If you like the beach, salt water and sand can be very hard on a tripod. Salt water can quickly corrode metals and the fine sand can get into the log joints and stop them from operating smoothly. Are you going to be standing in a steam taking waterfall pictures? Some tripods advertise themselves as water and dust resistant and come with additional sealing to keep them operating in harsh conditions.
If you take pictures in colder climates, you may appreciate the foam grips that some tripod come with on the top leg segments. That sure beats grabbing a frozen aluminum pipe with your hands. Perhaps you have gloves on. Are the moving parts large enough to easily grip with your gloves?
Is it windy a lot of the time? You will benefit from a heavier more stable setup. When the wind picks up:
Remove the lens hood, as it adds more surface area for the wind to catch.
Longer or bigger lens give the wind more to grab on to.
Lower your tripod, if possible to create a smaller profile.
Telephoto lenses will magnify any vibrations or movements
Remove your camera strap. Buy a camera strap that has a quick release or alternatively, wrap the strap around the tripod to keep it from flapping.
Use your body as a windbreak.
Some tripods have a hook in the center, allowing you to weigh them down, which can add stability. I leave my backpack on the ground and use a bungee cord (see below). I don't leave my bag dangling directly from the tripod hook, as this will introduce unwanted movement if the bag starts swinging around.
How tall or short do I want to go?
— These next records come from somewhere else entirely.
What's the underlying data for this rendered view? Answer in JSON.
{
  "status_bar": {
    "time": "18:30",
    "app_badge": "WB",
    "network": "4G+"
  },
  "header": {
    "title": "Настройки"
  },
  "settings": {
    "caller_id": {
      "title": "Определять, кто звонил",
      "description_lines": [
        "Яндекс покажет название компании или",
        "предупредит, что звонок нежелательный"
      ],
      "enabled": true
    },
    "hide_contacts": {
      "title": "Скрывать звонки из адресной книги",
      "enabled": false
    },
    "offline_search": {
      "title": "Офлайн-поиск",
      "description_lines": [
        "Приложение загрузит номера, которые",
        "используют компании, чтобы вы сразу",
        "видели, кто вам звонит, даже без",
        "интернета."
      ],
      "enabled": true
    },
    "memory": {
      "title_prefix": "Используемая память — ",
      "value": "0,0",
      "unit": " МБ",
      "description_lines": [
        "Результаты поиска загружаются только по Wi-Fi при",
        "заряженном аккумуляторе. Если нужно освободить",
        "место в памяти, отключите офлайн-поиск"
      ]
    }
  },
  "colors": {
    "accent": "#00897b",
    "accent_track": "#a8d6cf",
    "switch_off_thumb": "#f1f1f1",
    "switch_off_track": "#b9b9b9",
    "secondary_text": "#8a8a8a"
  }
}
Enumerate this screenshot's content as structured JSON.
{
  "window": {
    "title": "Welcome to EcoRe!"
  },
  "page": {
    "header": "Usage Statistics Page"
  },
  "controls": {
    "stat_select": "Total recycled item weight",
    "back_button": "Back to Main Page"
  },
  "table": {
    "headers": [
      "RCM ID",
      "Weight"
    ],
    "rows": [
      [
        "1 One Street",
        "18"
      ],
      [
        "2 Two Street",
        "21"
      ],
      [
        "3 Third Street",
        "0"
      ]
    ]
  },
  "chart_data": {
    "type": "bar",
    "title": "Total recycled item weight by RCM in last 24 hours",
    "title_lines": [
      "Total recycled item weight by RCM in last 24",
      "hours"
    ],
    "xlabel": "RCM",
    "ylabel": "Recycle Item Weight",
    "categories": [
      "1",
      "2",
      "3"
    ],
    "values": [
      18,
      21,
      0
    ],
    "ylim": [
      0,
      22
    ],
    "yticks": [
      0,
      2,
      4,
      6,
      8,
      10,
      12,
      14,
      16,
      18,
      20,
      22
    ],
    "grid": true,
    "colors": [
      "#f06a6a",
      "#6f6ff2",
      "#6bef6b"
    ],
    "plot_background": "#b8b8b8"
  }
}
The majority of images I take are shot from a "normal" standing position. You are going to be most comfortable if your tripod can raise your camera to your natural eye level. This is going to different orf someone that is 6'2" than someone who is 5'2". For maximum stability, it is best if your tripod can reach the desired height without raising the center column (if your tripod has one). As the head you have mounted on your tripod and the camera body height itself will raise your camera, and your eyes are not on top of your head, you can subtract around 9-10 inches from your height to find the ideal "minimum" tripod height for you. So, being 5'9", a tripod that can be raised to 5 feet (with the center column down) would be ideal. Even a tripod that is 3-4 inches below this "ideal" height will still provide a very comfortable position to work from.
Some interesting landscape images are taken very low to the ground. You can get your tripod down low by not extended the legs and by spreading them in a wider stance. If the tripod has a center column, this will often be the limiting factor in how low you can go. Tripods that do not have a center column or have the option to switch to a "short" column (sometimes included with the tripod) can usually get even lower. Some tripods have the option of reversing the center column and shoot upside down.
Some photographers advocate for tripods that have no center column. The column does add extra weight, and they can get in the way of taking shots low to the ground. However, you will notice that all the tripods I own have center columns.
In my experience, when the center column lowered, the stability advantage of having no center column is negligible.
The additional weight is usually just a few ounces.
I rarely need to go lower than my tripod with column will allow or I have a short column option.
Then why bother with the center column at all? Because, I take a surprisingly large number of images from overlooks where there are plants or other obstructions directly in front of me. Having the ability to raise the camera up an extra foot, or more, can make a real difference in seeing over the trees or bushes in front of you. The added height also gives you more setup latitude on steep terrain. While raising the column reduces stability, it's still going to be better than hand holding your camera over your head.
There are also some columnless tripods that can go very high (over 6 feet) to give you this flexibility. The downside is they will be heavier and their folded length will be quite long, making them more awkward to travel or hike with.